As a result, the Institute has proposed that the world's citizens need a "Magna Cortica."
"Magna Cortica is the argument that we need to have a guidebook for both the design spec and ethical rules around the increasing power and diversity of cognitive augmentation," said IFTF distinguished fellow, Jamais Cascio. "There are a lot of pharmaceutical and digital tools that have been able to boost our ability to think. Adderall, Provigil, and extra-cortical technologies."
Back in 2008, 20 percent of scientists reported using brain-enhancing drugs. And I spoke with dozens of readers who had complex regimens, including, for example, a researcher at the MIT-affiliated Whitehead Institute for Biomedical Research. "We aren't the teen clubbers popping uppers to get through a hard day running a cash register after binge drinking," the researcher told me. "We are responsible humans." Responsible humans trying to get an edge in incredibly competitive and cognitively demanding fields.
And part of Google Glass's divisiveness stems from its prospective ability to enhance one's social awareness or provide contextual help in conversations; the company Social Radar has already released an app for Glass that shows social network information for people who are in the same location as you are. A regular app called MindMeld listens to conference calls and provides helpful links based on what the software hears you talking about.
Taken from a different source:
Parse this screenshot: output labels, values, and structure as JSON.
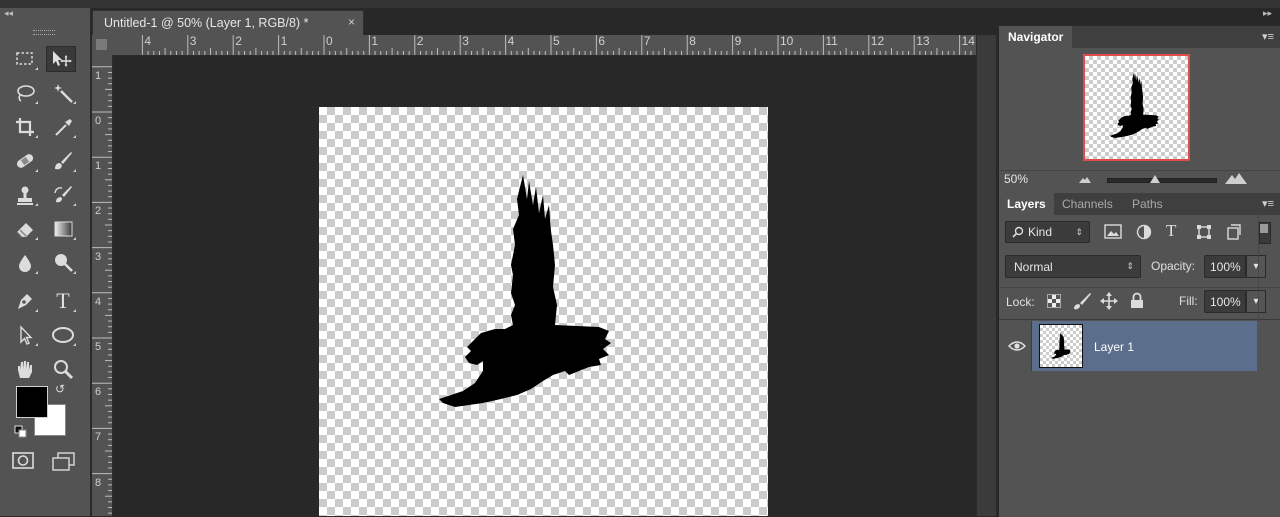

Both are one more step to integrating digital information directly into how we think as prosthetic knowledge.
So what do we do, societally, with all these possibilities from drugs to intelligent digital agents?
"As the technology improves, the potential for abuse and damage becomes really profound," Cascio continued. "So many of the parallel examples that we would go back to have has really bad results: Are we going to treat this like doping in sports, and create a criminal culture around it? Do we treat it as another version of a cell phone?"
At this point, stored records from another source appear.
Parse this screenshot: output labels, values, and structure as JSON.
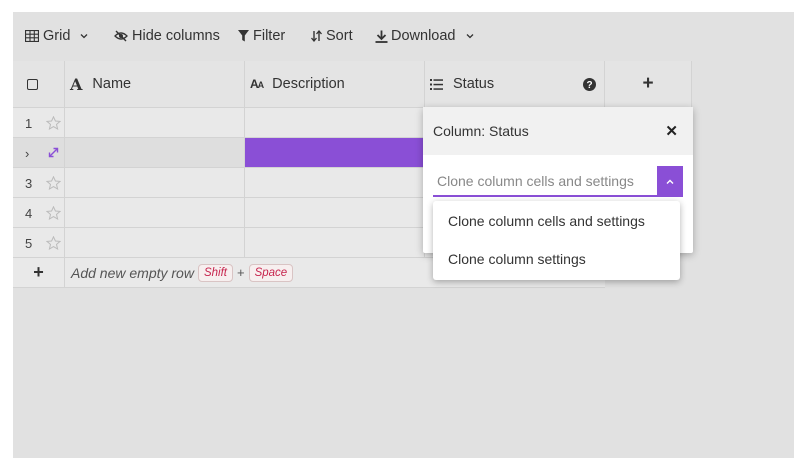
{
  "toolbar": {
    "grid_label": "Grid",
    "hide_columns_label": "Hide columns",
    "filter_label": "Filter",
    "sort_label": "Sort",
    "download_label": "Download"
  },
  "columns": {
    "name": "Name",
    "description": "Description",
    "status": "Status",
    "add": "+"
  },
  "rows": [
    {
      "number": "1"
    },
    {
      "number": "›"
    },
    {
      "number": "3"
    },
    {
      "number": "4"
    },
    {
      "number": "5"
    }
  ],
  "add_row": {
    "plus": "+",
    "label": "Add new empty row",
    "key1": "Shift",
    "joiner": "+",
    "key2": "Space"
  },
  "popup": {
    "title": "Column: Status",
    "close": "✕",
    "select_value": "Clone column cells and settings",
    "options": [
      "Clone column cells and settings",
      "Clone column settings"
    ]
  },
  "colors": {
    "accent": "#8a4fd6",
    "background": "#e1e1e1"
  }
}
These are not questions that can be answered by the development of the technologies. They require new social understandings. "What are the things we want to see happen?" Cascio asked. "What are the things we should and should not do?"
So, he floated five simple principles:
1. The right to self-knowledge
2. The right to self-modification
3. The right to refuse modification
4. The right to modify/refuse to modify your children
5. The right to know who has been modified
The point, as in the other IFTF forecasts, is not to resolve these complex future problems, but to shift the time when people begin thinking about them a bit closer to our present, so that technologists and critics don't begin thinking about them too late. Cascio calls this Magna Cortica version 0.1, a starting point for a deeper conversation about this strange new world.